Now, let’s shift gears, shall we? Zoe 101 is a television show for teens that airs on Nickelodeon, which is owned by Viacom, which also owns MTV. It’s star was (I don’t think she’s still on it, but she might be, which just makes this worse) Jamie Lynn Spears. That’s Britney Spears little sister. We know what a super good role model Britney is for our teenage daughters. She was also an excellent role model for her little sister Jamie Lynn, who got pregnant at 16. The media loved Jamie Lynn. There were articles about her shopping for baby clothes, how she was decorating the nursery, what celebrities were sending what spiffy, expensive gifts. It was such a lovefest. Nick did issue a statement at one point asking the media to “respect Miss Spears’ privacy.”

The events of the past eight days leave me nauseated, angry and energized. I’ve witnessed an outright attempt to destroy the life of a 17-year-old girl who is trying to do the right thing in a difficult situation. The mainstream media is out to destroy her. The radical left wing activists are out to destroy her. Yes, Barak Obama issued a statement saying that attacks on Governor Palin’s family are off limits. However, it seems to me that one word from his mouth to his campaign staff or to his dedicated followers admonishing their behavior and compelling them to get out of the sewer and act like human beings could put a stop to it. I actually read this week that there are those who believe that if Obama’s political agenda can be brought to fruition at the cost of one teenage girl’s life, it will be worth that price. What is a human life worth to these people?

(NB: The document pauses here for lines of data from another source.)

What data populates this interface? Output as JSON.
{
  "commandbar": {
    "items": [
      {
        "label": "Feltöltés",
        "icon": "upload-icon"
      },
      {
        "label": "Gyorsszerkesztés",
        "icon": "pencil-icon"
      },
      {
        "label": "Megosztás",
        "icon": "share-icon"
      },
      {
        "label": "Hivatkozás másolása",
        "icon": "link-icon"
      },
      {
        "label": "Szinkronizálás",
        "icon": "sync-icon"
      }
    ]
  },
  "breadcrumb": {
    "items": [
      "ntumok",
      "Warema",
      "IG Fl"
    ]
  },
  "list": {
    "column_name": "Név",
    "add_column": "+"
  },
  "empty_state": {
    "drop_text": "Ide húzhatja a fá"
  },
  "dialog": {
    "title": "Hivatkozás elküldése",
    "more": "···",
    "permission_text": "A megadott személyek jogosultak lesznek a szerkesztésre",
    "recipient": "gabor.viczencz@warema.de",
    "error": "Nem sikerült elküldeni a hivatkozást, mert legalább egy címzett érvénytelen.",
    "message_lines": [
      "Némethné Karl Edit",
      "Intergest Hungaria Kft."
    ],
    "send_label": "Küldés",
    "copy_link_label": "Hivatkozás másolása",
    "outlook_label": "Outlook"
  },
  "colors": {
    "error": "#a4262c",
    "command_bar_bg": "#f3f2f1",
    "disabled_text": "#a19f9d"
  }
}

The question, though, is: why is everyone out to destroy Bristol Palin? Seems to me that the answer could be that they are actually out to destroy her mother, Governor Sarah Palin, a strong woman. She knows what she believes and stands by her convictions. If you disagree with her on policy, that is your right as a citizen of America. But nothing in our constitution gives anyone the right to destroy her character, or that of her daughter.  She represents exactly what women like me have grown up believing we could do. When did the tables get turned on us?

I sit at my computer and shake my head.

And my fist.

I have work to do.